** Source material **

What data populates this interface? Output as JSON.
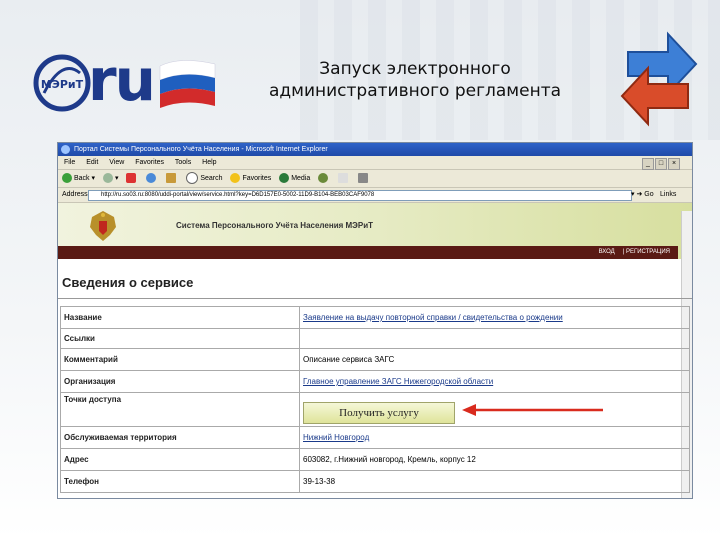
{
  "slide": {
    "logo_text": "ru",
    "logo_seal": "МЭРиТ",
    "title_line1": "Запуск электронного",
    "title_line2": "административного регламента"
  },
  "browser": {
    "window_title": "Портал Системы Персонального Учёта Населения - Microsoft Internet Explorer",
    "menu": [
      "File",
      "Edit",
      "View",
      "Favorites",
      "Tools",
      "Help"
    ],
    "toolbar": {
      "back": "Back",
      "search": "Search",
      "favorites": "Favorites",
      "media": "Media"
    },
    "address_label": "Address",
    "address_value": "http://ru.so03.ru:8080/uddi-portal/view/service.html?key=D6D157E0-5002-11D9-B104-BEB03CAF9078",
    "go_label": "Go",
    "links_label": "Links",
    "win_buttons": [
      "_",
      "□",
      "×"
    ]
  },
  "portal": {
    "title": "Система Персонального Учёта Населения МЭРиТ",
    "nav": [
      "ВХОД",
      "РЕГИСТРАЦИЯ"
    ]
  },
  "service": {
    "heading": "Сведения о сервисе",
    "rows": [
      {
        "label": "Название",
        "value": "Заявление на выдачу повторной справки / свидетельства о рождении",
        "link": true
      },
      {
        "label": "Ссылки",
        "value": "",
        "link": false
      },
      {
        "label": "Комментарий",
        "value": "Описание сервиса ЗАГС",
        "link": false
      },
      {
        "label": "Организация",
        "value": "Главное управление ЗАГС Нижегородской области",
        "link": true
      },
      {
        "label": "Точки доступа",
        "value": "",
        "link": false
      },
      {
        "label": "Обслуживаемая территория",
        "value": "Нижний Новгород",
        "link": true
      },
      {
        "label": "Адрес",
        "value": "603082, г.Нижний новгород, Кремль, корпус 12",
        "link": false
      },
      {
        "label": "Телефон",
        "value": "39-13-38",
        "link": false
      }
    ],
    "get_service_button": "Получить услугу"
  },
  "colors": {
    "accent_blue": "#1e3a8a",
    "flag_white": "#ffffff",
    "flag_blue": "#1f5fbf",
    "flag_red": "#d22b2b",
    "arrow_red": "#d92b1e",
    "nav_bar": "#5a1a14"
  }
}
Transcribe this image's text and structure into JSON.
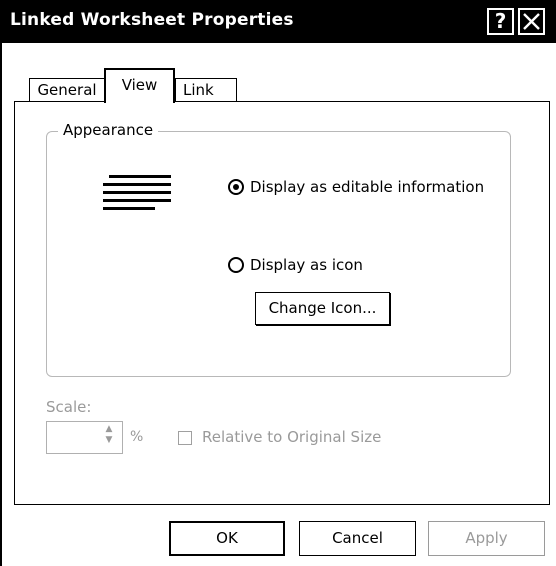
{
  "window": {
    "title": "Linked Worksheet Properties",
    "help_label": "?"
  },
  "tabs": [
    {
      "label": "General",
      "selected": false
    },
    {
      "label": "View",
      "selected": true
    },
    {
      "label": "Link",
      "selected": false
    }
  ],
  "appearance": {
    "group_label": "Appearance",
    "option_editable": {
      "label": "Display as editable information",
      "checked": true
    },
    "option_icon": {
      "label": "Display as icon",
      "checked": false
    },
    "change_icon_label": "Change Icon..."
  },
  "scale": {
    "label": "Scale:",
    "value": "",
    "unit": "%",
    "relative_label": "Relative to Original Size",
    "relative_checked": false
  },
  "buttons": {
    "ok": "OK",
    "cancel": "Cancel",
    "apply": "Apply"
  }
}
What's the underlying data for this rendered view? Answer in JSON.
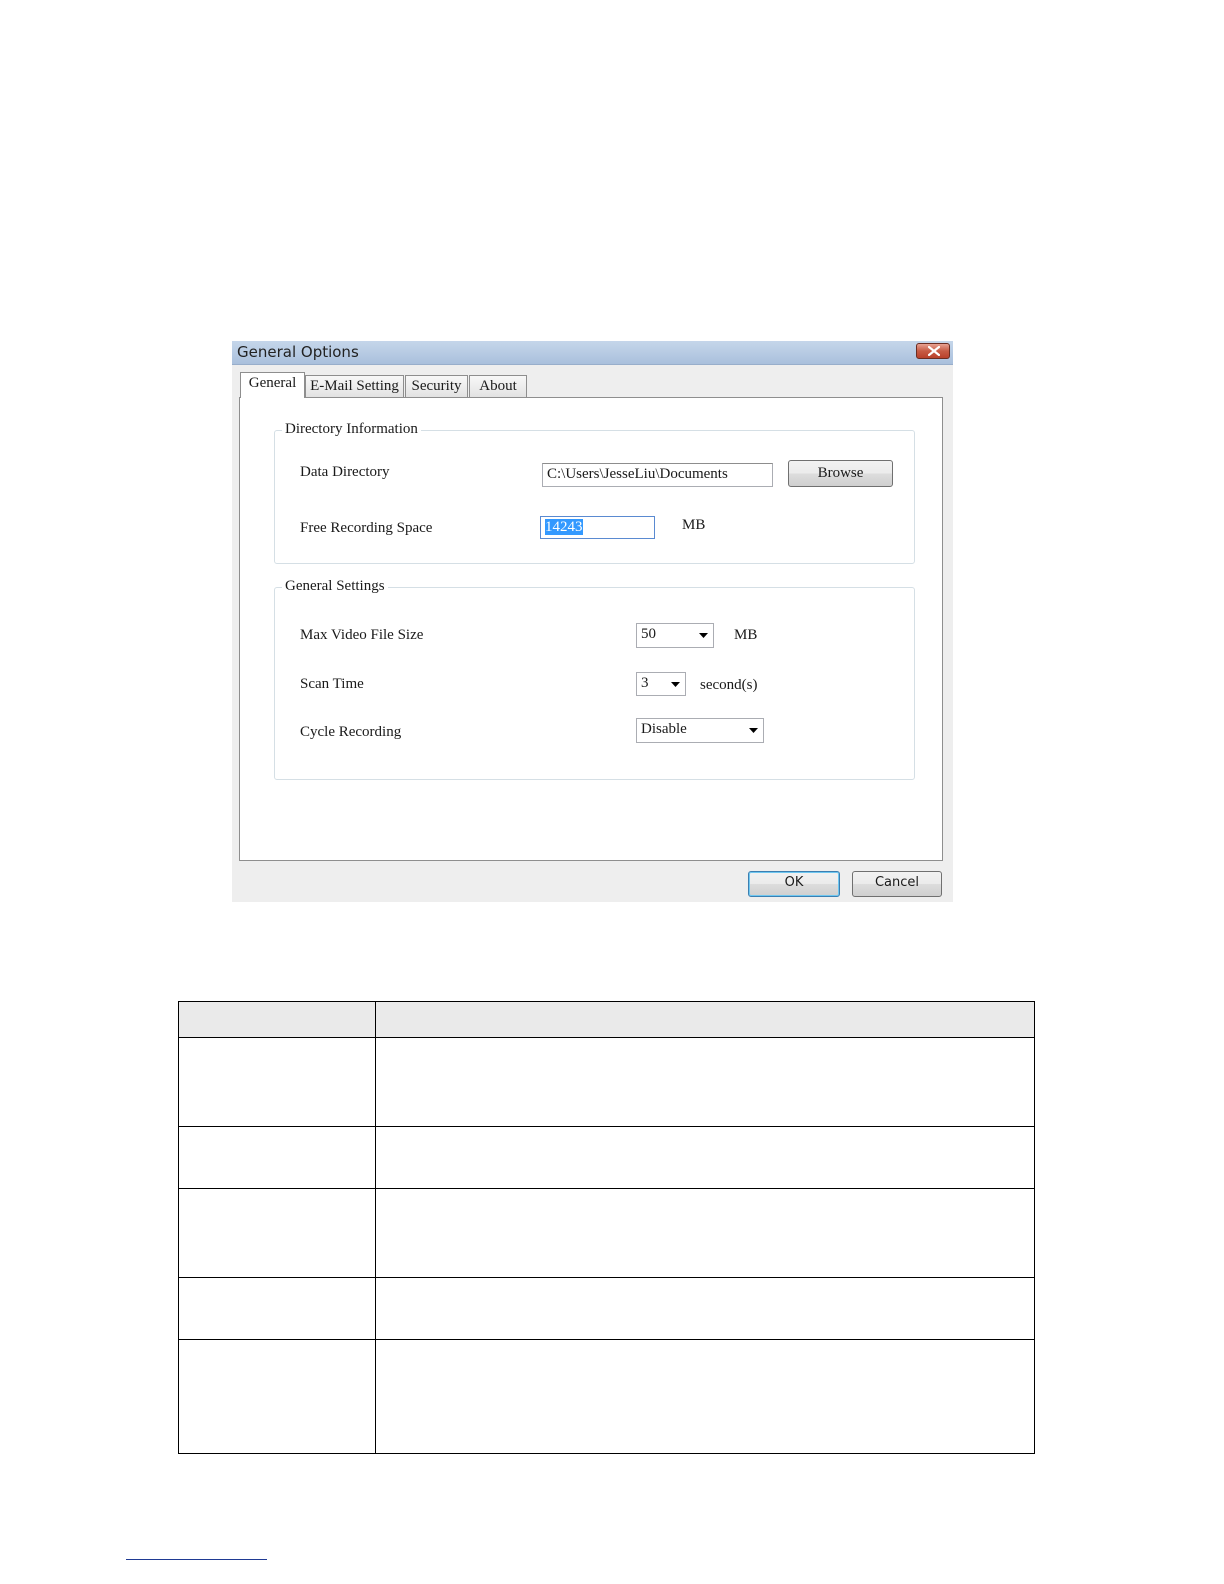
{
  "dialog": {
    "title": "General Options",
    "tabs": [
      {
        "label": "General",
        "active": true
      },
      {
        "label": "E-Mail Setting",
        "active": false
      },
      {
        "label": "Security",
        "active": false
      },
      {
        "label": "About",
        "active": false
      }
    ],
    "directory_group": {
      "legend": "Directory Information",
      "data_directory_label": "Data Directory",
      "data_directory_value": "C:\\Users\\JesseLiu\\Documents",
      "browse_label": "Browse",
      "free_space_label": "Free Recording Space",
      "free_space_value": "14243",
      "free_space_unit": "MB"
    },
    "settings_group": {
      "legend": "General Settings",
      "max_file_size_label": "Max Video File Size",
      "max_file_size_value": "50",
      "max_file_size_unit": "MB",
      "scan_time_label": "Scan Time",
      "scan_time_value": "3",
      "scan_time_unit": "second(s)",
      "cycle_recording_label": "Cycle Recording",
      "cycle_recording_value": "Disable"
    },
    "ok_label": "OK",
    "cancel_label": "Cancel"
  },
  "table": {
    "header": [
      "",
      ""
    ],
    "rows": [
      [
        "",
        ""
      ],
      [
        "",
        ""
      ],
      [
        "",
        ""
      ],
      [
        "",
        ""
      ],
      [
        "",
        ""
      ]
    ]
  }
}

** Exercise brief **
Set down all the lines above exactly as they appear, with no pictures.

** Answer for this exercise **
What data populates this interface? Output as JSON.
{
  "slide": {
    "logo_text": "ru",
    "logo_seal": "МЭРиТ",
    "title_line1": "Запуск электронного",
    "title_line2": "административного регламента"
  },
  "browser": {
    "window_title": "Портал Системы Персонального Учёта Населения - Microsoft Internet Explorer",
    "menu": [
      "File",
      "Edit",
      "View",
      "Favorites",
      "Tools",
      "Help"
    ],
    "toolbar": {
      "back": "Back",
      "search": "Search",
      "favorites": "Favorites",
      "media": "Media"
    },
    "address_label": "Address",
    "address_value": "http://ru.so03.ru:8080/uddi-portal/view/service.html?key=D6D157E0-5002-11D9-B104-BEB03CAF9078",
    "go_label": "Go",
    "links_label": "Links",
    "win_buttons": [
      "_",
      "□",
      "×"
    ]
  },
  "portal": {
    "title": "Система Персонального Учёта Населения МЭРиТ",
    "nav": [
      "ВХОД",
      "РЕГИСТРАЦИЯ"
    ]
  },
  "service": {
    "heading": "Сведения о сервисе",
    "rows": [
      {
        "label": "Название",
        "value": "Заявление на выдачу повторной справки / свидетельства о рождении",
        "link": true
      },
      {
        "label": "Ссылки",
        "value": "",
        "link": false
      },
      {
        "label": "Комментарий",
        "value": "Описание сервиса ЗАГС",
        "link": false
      },
      {
        "label": "Организация",
        "value": "Главное управление ЗАГС Нижегородской области",
        "link": true
      },
      {
        "label": "Точки доступа",
        "value": "",
        "link": false
      },
      {
        "label": "Обслуживаемая территория",
        "value": "Нижний Новгород",
        "link": true
      },
      {
        "label": "Адрес",
        "value": "603082, г.Нижний новгород, Кремль, корпус 12",
        "link": false
      },
      {
        "label": "Телефон",
        "value": "39-13-38",
        "link": false
      }
    ],
    "get_service_button": "Получить услугу"
  },
  "colors": {
    "accent_blue": "#1e3a8a",
    "flag_white": "#ffffff",
    "flag_blue": "#1f5fbf",
    "flag_red": "#d22b2b",
    "arrow_red": "#d92b1e",
    "nav_bar": "#5a1a14"
  }
}
Transcribe this image's text and structure into JSON.
{
  "window": {
    "title": "Linked Worksheet Properties",
    "help_label": "?"
  },
  "tabs": [
    {
      "label": "General",
      "selected": false
    },
    {
      "label": "View",
      "selected": true
    },
    {
      "label": "Link",
      "selected": false
    }
  ],
  "appearance": {
    "group_label": "Appearance",
    "option_editable": {
      "label": "Display as editable information",
      "checked": true
    },
    "option_icon": {
      "label": "Display as icon",
      "checked": false
    },
    "change_icon_label": "Change Icon..."
  },
  "scale": {
    "label": "Scale:",
    "value": "",
    "unit": "%",
    "relative_label": "Relative to Original Size",
    "relative_checked": false
  },
  "buttons": {
    "ok": "OK",
    "cancel": "Cancel",
    "apply": "Apply"
  }
}
What's the underlying data for this rendered view? Answer in JSON.
{
  "dialog": {
    "title": "General Options",
    "tabs": [
      {
        "label": "General",
        "active": true
      },
      {
        "label": "E-Mail Setting",
        "active": false
      },
      {
        "label": "Security",
        "active": false
      },
      {
        "label": "About",
        "active": false
      }
    ],
    "directory_group": {
      "legend": "Directory Information",
      "data_directory_label": "Data Directory",
      "data_directory_value": "C:\\Users\\JesseLiu\\Documents",
      "browse_label": "Browse",
      "free_space_label": "Free Recording Space",
      "free_space_value": "14243",
      "free_space_unit": "MB"
    },
    "settings_group": {
      "legend": "General Settings",
      "max_file_size_label": "Max Video File Size",
      "max_file_size_value": "50",
      "max_file_size_unit": "MB",
      "scan_time_label": "Scan Time",
      "scan_time_value": "3",
      "scan_time_unit": "second(s)",
      "cycle_recording_label": "Cycle Recording",
      "cycle_recording_value": "Disable"
    },
    "ok_label": "OK",
    "cancel_label": "Cancel"
  },
  "table": {
    "header": [
      "",
      ""
    ],
    "rows": [
      [
        "",
        ""
      ],
      [
        "",
        ""
      ],
      [
        "",
        ""
      ],
      [
        "",
        ""
      ],
      [
        "",
        ""
      ]
    ]
  }
}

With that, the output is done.